WHAT NEEDS TO BE DONE - Would you please copy every line below that includes the string "rank"?

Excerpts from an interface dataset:
"""

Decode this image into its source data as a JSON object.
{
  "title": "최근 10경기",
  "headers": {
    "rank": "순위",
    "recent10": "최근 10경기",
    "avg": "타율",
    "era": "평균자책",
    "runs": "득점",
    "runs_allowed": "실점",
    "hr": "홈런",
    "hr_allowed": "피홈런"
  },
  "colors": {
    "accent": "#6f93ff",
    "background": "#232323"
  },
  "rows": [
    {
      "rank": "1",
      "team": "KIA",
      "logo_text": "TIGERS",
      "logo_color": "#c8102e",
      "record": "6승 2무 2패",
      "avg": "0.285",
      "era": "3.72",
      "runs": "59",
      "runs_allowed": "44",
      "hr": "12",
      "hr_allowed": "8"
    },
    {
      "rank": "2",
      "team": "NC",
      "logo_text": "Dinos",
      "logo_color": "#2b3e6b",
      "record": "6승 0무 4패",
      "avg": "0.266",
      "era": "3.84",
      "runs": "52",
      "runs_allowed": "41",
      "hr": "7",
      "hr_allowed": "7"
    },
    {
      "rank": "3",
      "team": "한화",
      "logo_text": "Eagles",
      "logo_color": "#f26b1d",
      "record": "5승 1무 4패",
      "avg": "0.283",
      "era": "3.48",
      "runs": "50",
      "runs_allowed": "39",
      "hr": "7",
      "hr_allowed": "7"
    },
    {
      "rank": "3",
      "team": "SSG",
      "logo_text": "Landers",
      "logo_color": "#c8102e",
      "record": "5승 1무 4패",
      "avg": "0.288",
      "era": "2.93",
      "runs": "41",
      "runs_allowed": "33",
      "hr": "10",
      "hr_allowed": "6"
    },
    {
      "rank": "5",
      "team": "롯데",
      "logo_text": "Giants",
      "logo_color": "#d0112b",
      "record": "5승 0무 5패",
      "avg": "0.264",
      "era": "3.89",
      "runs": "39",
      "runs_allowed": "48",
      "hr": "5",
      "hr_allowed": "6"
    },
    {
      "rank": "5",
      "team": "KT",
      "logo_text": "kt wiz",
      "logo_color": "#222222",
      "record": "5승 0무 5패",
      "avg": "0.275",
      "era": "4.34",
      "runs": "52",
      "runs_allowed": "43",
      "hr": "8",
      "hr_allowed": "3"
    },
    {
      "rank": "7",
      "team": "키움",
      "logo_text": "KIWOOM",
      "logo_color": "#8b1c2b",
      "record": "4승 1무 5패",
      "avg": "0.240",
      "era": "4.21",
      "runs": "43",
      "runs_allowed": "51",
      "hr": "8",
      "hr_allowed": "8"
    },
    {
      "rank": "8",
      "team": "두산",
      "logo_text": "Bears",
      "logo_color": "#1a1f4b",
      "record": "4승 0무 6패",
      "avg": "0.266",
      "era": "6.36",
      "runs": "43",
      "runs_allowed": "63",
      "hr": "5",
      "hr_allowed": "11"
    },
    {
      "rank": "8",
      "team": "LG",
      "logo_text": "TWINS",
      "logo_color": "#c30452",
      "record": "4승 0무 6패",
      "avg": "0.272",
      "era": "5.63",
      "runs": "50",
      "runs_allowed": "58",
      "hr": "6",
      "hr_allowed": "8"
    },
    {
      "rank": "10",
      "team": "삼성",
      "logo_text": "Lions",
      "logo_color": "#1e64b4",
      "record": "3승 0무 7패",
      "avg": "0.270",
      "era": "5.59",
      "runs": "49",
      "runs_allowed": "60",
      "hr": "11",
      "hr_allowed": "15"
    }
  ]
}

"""

WRITTEN SOLUTION -
    "rank": "순위",
      "rank": "1",
      "rank": "2",
      "rank": "3",
      "rank": "3",
      "rank": "5",
      "rank": "5",
      "rank": "7",
      "rank": "8",
      "rank": "8",
      "rank": "10",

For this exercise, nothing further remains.